Tim Van Wassenhove home

Both html and css are simply text. Thus you should be able to generate css as easily as html with php. Now if you add a reference to the css.php file in your html (eg: ) you’ll probably experience that your browser ignores the file. How is this possible? Here is an example of a simple css.php file

body {
background-color: <?php echo 'yellow'; ?>;

Here is a simulation of what your browser recieves when it requests the file:

HTTP/1.1 200 OK
Date: Sat, 26 Aug 2006 23:36:21 GMT
Server: Apache/1.3.34 (Unix) PHP/4.4.2 mod_macro/1.1.2
X-Powered-By: PHP/4.4.2
Connection: close
Content-Type: text/html; charset=iso-8859-1

body {
        background-color: yellow;

Where did that content-type header come from? Well, php outputs a default content-type header (text/html) when you don’t set value explicitely. This means that your browser will try to interpret the file as html instead of css.
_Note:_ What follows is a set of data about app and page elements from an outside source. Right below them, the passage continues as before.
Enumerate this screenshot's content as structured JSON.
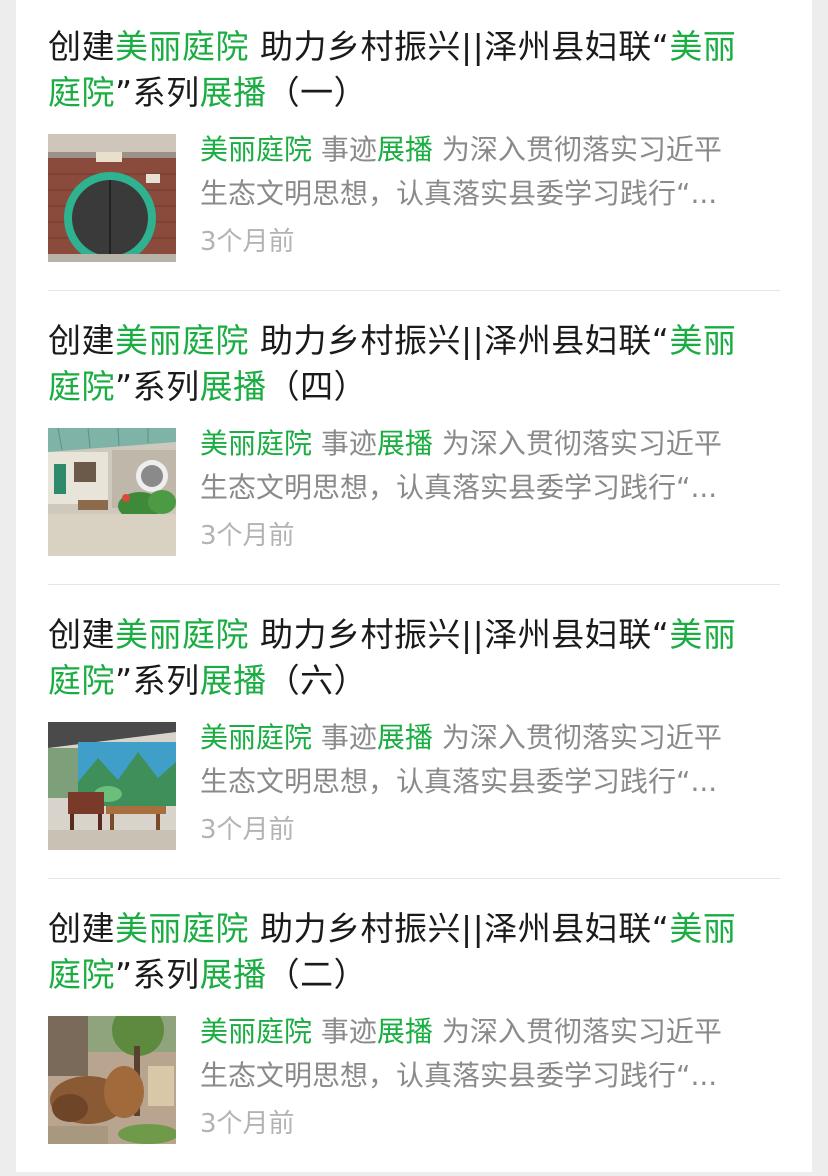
{
  "accent_color": "#1aad42",
  "articles": [
    {
      "title_pre": "创建",
      "title_hl1": "美丽庭院",
      "title_mid": " 助力乡村振兴||泽州县妇联“",
      "title_hl2a": "美丽",
      "title_hl2b": "庭院",
      "title_mid2": "”系列",
      "title_hl3": "展播",
      "title_post": "（一）",
      "desc_hl1": "美丽庭院",
      "desc_mid1": " 事迹",
      "desc_hl2": "展播",
      "desc_mid2": " 为深入贯彻落实习近平",
      "desc_line2": "生态文明思想，认真落实县委学习践行“...",
      "time": "3个月前",
      "thumb_icon": "courtyard-gate-photo"
    },
    {
      "title_pre": "创建",
      "title_hl1": "美丽庭院",
      "title_mid": " 助力乡村振兴||泽州县妇联“",
      "title_hl2a": "美丽",
      "title_hl2b": "庭院",
      "title_mid2": "”系列",
      "title_hl3": "展播",
      "title_post": "（四）",
      "desc_hl1": "美丽庭院",
      "desc_mid1": " 事迹",
      "desc_hl2": "展播",
      "desc_mid2": " 为深入贯彻落实习近平",
      "desc_line2": "生态文明思想，认真落实县委学习践行“...",
      "time": "3个月前",
      "thumb_icon": "courtyard-plants-photo"
    },
    {
      "title_pre": "创建",
      "title_hl1": "美丽庭院",
      "title_mid": " 助力乡村振兴||泽州县妇联“",
      "title_hl2a": "美丽",
      "title_hl2b": "庭院",
      "title_mid2": "”系列",
      "title_hl3": "展播",
      "title_post": "（六）",
      "desc_hl1": "美丽庭院",
      "desc_mid1": " 事迹",
      "desc_hl2": "展播",
      "desc_mid2": " 为深入贯彻落实习近平",
      "desc_line2": "生态文明思想，认真落实县委学习践行“...",
      "time": "3个月前",
      "thumb_icon": "courtyard-mural-photo"
    },
    {
      "title_pre": "创建",
      "title_hl1": "美丽庭院",
      "title_mid": " 助力乡村振兴||泽州县妇联“",
      "title_hl2a": "美丽",
      "title_hl2b": "庭院",
      "title_mid2": "”系列",
      "title_hl3": "展播",
      "title_post": "（二）",
      "desc_hl1": "美丽庭院",
      "desc_mid1": " 事迹",
      "desc_hl2": "展播",
      "desc_mid2": " 为深入贯彻落实习近平",
      "desc_line2": "生态文明思想，认真落实县委学习践行“...",
      "time": "3个月前",
      "thumb_icon": "courtyard-tree-photo"
    }
  ]
}
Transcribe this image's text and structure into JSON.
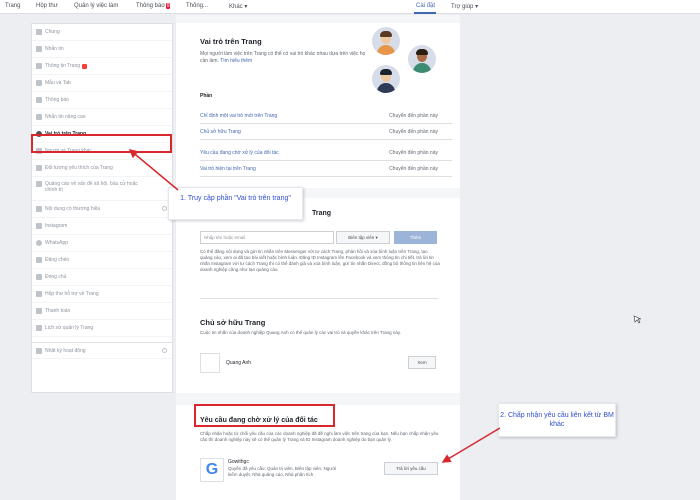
{
  "topbar": {
    "items": [
      "Trang",
      "Hộp thư",
      "Quản lý việc làm",
      "Thông báo",
      "Thông...",
      "Khác",
      "Cài đặt",
      "Trợ giúp"
    ],
    "notif_badge": "9"
  },
  "sidebar": {
    "items": [
      {
        "label": "Chung"
      },
      {
        "label": "Nhắn tin"
      },
      {
        "label": "Thông tin Trang"
      },
      {
        "label": "Mẫu và Tab"
      },
      {
        "label": "Thông báo"
      },
      {
        "label": "Nhắn tin nâng cao"
      },
      {
        "label": "Vai trò trên Trang"
      },
      {
        "label": "Người và Trang khác"
      },
      {
        "label": "Đối tượng yêu thích của Trang"
      },
      {
        "label": "Quảng cáo về vấn đề xã hội, bầu cử hoặc chính trị"
      },
      {
        "label": "Nội dung có thương hiệu"
      },
      {
        "label": "Instagram"
      },
      {
        "label": "WhatsApp"
      },
      {
        "label": "Đăng chéo"
      },
      {
        "label": "Đóng chủ"
      },
      {
        "label": "Hộp thư hỗ trợ về Trang"
      },
      {
        "label": "Thanh toán"
      },
      {
        "label": "Lịch sử quản lý Trang"
      },
      {
        "label": "Nhật ký hoạt động"
      }
    ]
  },
  "roles": {
    "title": "Vai trò trên Trang",
    "desc": "Mọi người làm việc trên Trang có thể có vai trò khác nhau dựa trên việc họ cần làm.",
    "learn_more": "Tìm hiểu thêm",
    "section_label": "Phần",
    "rows": [
      {
        "label": "Chỉ định một vai trò mới trên Trang",
        "action": "Chuyển đến phần này"
      },
      {
        "label": "Chủ sở hữu Trang",
        "action": "Chuyển đến phần này"
      },
      {
        "label": "Yêu cầu đang chờ xử lý của đối tác",
        "action": "Chuyển đến phần này"
      },
      {
        "label": "Vai trò hiện tại trên Trang",
        "action": "Chuyển đến phần này"
      }
    ]
  },
  "assign": {
    "title_tail": "Trang",
    "input_placeholder": "Nhập tên hoặc email",
    "role_select": "Biên tập viên",
    "add_button": "Thêm",
    "desc": "Có thể đăng nội dung và gửi tin nhắn trên Messenger với tư cách Trang, phản hồi và xóa bình luận trên Trang, tạo quảng cáo, xem ai đã tạo bài viết hoặc bình luận. Đăng ID Instagram lên Facebook và xem thông tin chi tiết, trả lời tin nhắn Instagram với tư cách Trang thì có thể đánh giá và xóa bình luận, gửi tin nhắn Direct, đồng bộ thông tin liên hệ của doanh nghiệp cũng như tạo quảng cáo."
  },
  "owner": {
    "title": "Chủ sở hữu Trang",
    "desc": "Cuộc tin nhắn của doanh nghiệp Quang Anh có thể quản lý các vai trò và quyền khác trên Trang này.",
    "name": "Quang Anh",
    "button": "Xem"
  },
  "pending": {
    "title": "Yêu cầu đang chờ xử lý của đối tác",
    "desc": "Chấp nhận hoặc từ chối yêu cầu của các doanh nghiệp đã đề nghị làm việc trên trang của bạn. Nếu bạn chấp nhận yêu cầu thì doanh nghiệp này sẽ có thể quản lý Trang và ID Instagram doanh nghiệp do bạn quản lý.",
    "item_name": "Gowithgc",
    "item_desc": "Quyền đã yêu cầu: Quản trị viên, Biên tập viên, Người kiểm duyệt, Nhà quảng cáo, Nhà phân tích",
    "button": "Trả lời yêu cầu",
    "logo_letter": "G"
  },
  "annotations": {
    "note1": "1. Truy cập phần \"Vai trò trên trang\"",
    "note2": "2. Chấp nhận yêu cầu liên kết từ BM khác"
  },
  "colors": {
    "accent": "#4267b2",
    "annotation_red": "#d8282e",
    "annotation_text": "#2f4fcf"
  }
}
Although it may seem weird, this behaviour is explicitely defined in RFC 2616.

So the solution is pretty simple: explicitely generate content-type header. Here is an example for css: (You’re smart enough to figure it out for csv, m3u, …)
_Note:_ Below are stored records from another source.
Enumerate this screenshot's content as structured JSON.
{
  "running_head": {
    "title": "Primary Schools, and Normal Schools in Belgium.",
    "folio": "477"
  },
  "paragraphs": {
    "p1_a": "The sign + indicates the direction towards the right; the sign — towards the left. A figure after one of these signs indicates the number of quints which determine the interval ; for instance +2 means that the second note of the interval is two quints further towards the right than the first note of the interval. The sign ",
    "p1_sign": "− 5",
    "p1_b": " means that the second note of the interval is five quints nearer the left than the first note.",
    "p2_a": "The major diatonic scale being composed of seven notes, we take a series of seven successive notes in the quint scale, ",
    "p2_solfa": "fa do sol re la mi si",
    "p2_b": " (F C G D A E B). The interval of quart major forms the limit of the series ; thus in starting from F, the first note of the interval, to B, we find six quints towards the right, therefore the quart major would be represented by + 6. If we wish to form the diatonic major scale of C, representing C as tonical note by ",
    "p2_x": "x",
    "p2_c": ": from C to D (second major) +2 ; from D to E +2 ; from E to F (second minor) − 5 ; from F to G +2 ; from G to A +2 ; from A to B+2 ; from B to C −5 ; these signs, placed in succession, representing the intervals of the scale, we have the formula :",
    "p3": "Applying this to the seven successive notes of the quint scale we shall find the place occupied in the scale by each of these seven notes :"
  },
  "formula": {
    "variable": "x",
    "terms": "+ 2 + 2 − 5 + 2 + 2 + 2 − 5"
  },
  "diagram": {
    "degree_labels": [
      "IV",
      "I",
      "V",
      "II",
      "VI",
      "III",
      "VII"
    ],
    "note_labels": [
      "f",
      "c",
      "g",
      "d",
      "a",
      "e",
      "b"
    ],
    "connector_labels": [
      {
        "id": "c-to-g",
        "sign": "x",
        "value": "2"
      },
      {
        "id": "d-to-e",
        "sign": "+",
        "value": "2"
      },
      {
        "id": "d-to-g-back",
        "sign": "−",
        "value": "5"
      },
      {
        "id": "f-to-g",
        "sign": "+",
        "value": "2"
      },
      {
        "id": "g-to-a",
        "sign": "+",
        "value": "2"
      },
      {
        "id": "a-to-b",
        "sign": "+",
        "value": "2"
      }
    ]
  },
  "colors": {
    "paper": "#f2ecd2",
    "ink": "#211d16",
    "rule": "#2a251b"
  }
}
<?php header('Content-type: text/css');?>

body {
background-color: <?php echo 'white'; ?>